Leading towards a teenage life, a group of Uighur elementary students, being both the pride and the headache of their teachers, started their last soccer season. The story focused on a forward, a back, and a goalkeeper of this soccer team, portraying their ups on the filed and downs in real life. Their initial success in school games and the city tournaments boosted their ambition of a professional career. What awaited them in the all Xinjiang tournament, however, was a lesson that went beyond their imagination.
Xu Weichao is a graduate of Northwestern University with an MFA in Documentary Filmmaking. His short documentary works focused on youth development were screened at several international film festivals. Currently, Xu Weichao is working on his second feature documentary, THE VAGRANT MASTER.
This project began in the summer of 2014, when I stumbled upon a picture posted online, which portrayed soccer coach Zhang Nan and a group of teenage Uighur players championing a trophy. At that instant, it came to me, from either their tanned skin, or that delightful smile, or both, that there could be a story I want to tell in Xinjiang. Then I approached it more like an anthropologist’s field research. Living there locally, I walked to the elementary school and back home with the boys. I travelled with them during soccer tournaments, all the way till their graduation. At first, I was attracted by their sheer joy and exceeding ambition for soccer. As the shooting progressed, they revealed themselves as not just knights on the field, but also misfits in the classroom. Why couldn’t they behave in class?
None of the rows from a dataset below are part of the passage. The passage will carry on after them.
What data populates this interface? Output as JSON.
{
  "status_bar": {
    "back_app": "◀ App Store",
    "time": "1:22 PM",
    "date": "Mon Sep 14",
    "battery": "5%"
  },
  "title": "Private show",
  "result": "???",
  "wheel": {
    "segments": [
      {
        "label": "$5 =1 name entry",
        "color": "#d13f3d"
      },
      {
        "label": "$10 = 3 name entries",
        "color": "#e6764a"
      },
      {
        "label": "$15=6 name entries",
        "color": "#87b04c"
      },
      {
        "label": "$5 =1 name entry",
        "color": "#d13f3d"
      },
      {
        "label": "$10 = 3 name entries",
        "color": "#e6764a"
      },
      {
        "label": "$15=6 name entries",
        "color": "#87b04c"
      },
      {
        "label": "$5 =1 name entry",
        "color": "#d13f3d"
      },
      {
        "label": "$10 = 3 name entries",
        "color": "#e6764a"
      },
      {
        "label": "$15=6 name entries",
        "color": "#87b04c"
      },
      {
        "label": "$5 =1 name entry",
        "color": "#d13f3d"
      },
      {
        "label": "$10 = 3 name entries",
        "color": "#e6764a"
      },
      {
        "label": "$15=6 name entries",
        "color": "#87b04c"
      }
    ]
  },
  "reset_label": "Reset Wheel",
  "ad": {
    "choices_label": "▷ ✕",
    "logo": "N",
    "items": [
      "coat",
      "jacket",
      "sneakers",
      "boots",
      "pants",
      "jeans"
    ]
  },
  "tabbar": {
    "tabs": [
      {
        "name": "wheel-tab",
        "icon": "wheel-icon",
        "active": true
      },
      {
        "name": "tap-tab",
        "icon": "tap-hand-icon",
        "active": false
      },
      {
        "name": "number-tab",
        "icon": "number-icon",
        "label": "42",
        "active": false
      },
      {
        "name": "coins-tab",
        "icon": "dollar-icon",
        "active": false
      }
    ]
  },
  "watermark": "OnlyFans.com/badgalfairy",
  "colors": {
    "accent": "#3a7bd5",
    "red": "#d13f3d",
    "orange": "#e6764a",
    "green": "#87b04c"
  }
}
The narratives then shifted to their inner world, echoing an ending childhood, exploiting their imagination of the future, and uncovering their deepest struggles within their heart.